[Collection entries]
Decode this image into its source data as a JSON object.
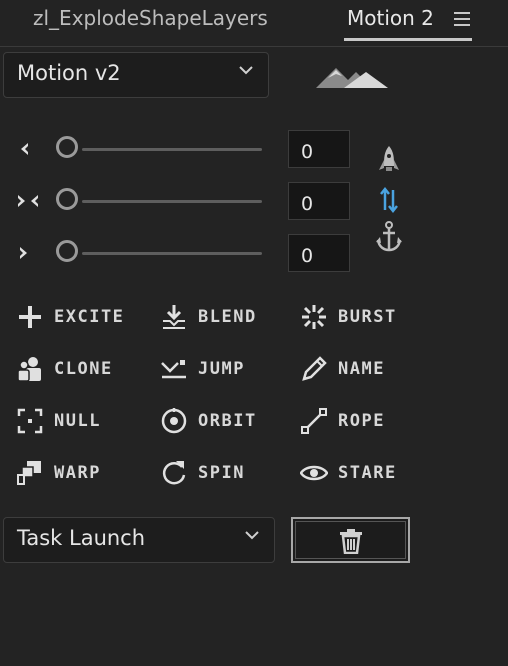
{
  "tabs": {
    "left": "zl_ExplodeShapeLayers",
    "right": "Motion 2"
  },
  "preset_select": {
    "value": "Motion v2"
  },
  "sliders": [
    {
      "icon": "chevron-left-icon",
      "value": "0"
    },
    {
      "icon": "collapse-arrows-icon",
      "value": "0"
    },
    {
      "icon": "chevron-right-icon",
      "value": "0"
    }
  ],
  "tools": {
    "excite": "EXCITE",
    "blend": "BLEND",
    "burst": "BURST",
    "clone": "CLONE",
    "jump": "JUMP",
    "name": "NAME",
    "null": "NULL",
    "orbit": "ORBIT",
    "rope": "ROPE",
    "warp": "WARP",
    "spin": "SPIN",
    "stare": "STARE"
  },
  "task_select": {
    "value": "Task Launch"
  },
  "colors": {
    "accent_blue": "#4aa3e0",
    "background": "#232323"
  }
}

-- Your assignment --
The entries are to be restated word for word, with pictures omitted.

-- Response box --
Decode this image into its source data as a JSON object.
{
  "tabs": {
    "left": "zl_ExplodeShapeLayers",
    "right": "Motion 2"
  },
  "preset_select": {
    "value": "Motion v2"
  },
  "sliders": [
    {
      "icon": "chevron-left-icon",
      "value": "0"
    },
    {
      "icon": "collapse-arrows-icon",
      "value": "0"
    },
    {
      "icon": "chevron-right-icon",
      "value": "0"
    }
  ],
  "tools": {
    "excite": "EXCITE",
    "blend": "BLEND",
    "burst": "BURST",
    "clone": "CLONE",
    "jump": "JUMP",
    "name": "NAME",
    "null": "NULL",
    "orbit": "ORBIT",
    "rope": "ROPE",
    "warp": "WARP",
    "spin": "SPIN",
    "stare": "STARE"
  },
  "task_select": {
    "value": "Task Launch"
  },
  "colors": {
    "accent_blue": "#4aa3e0",
    "background": "#232323"
  }
}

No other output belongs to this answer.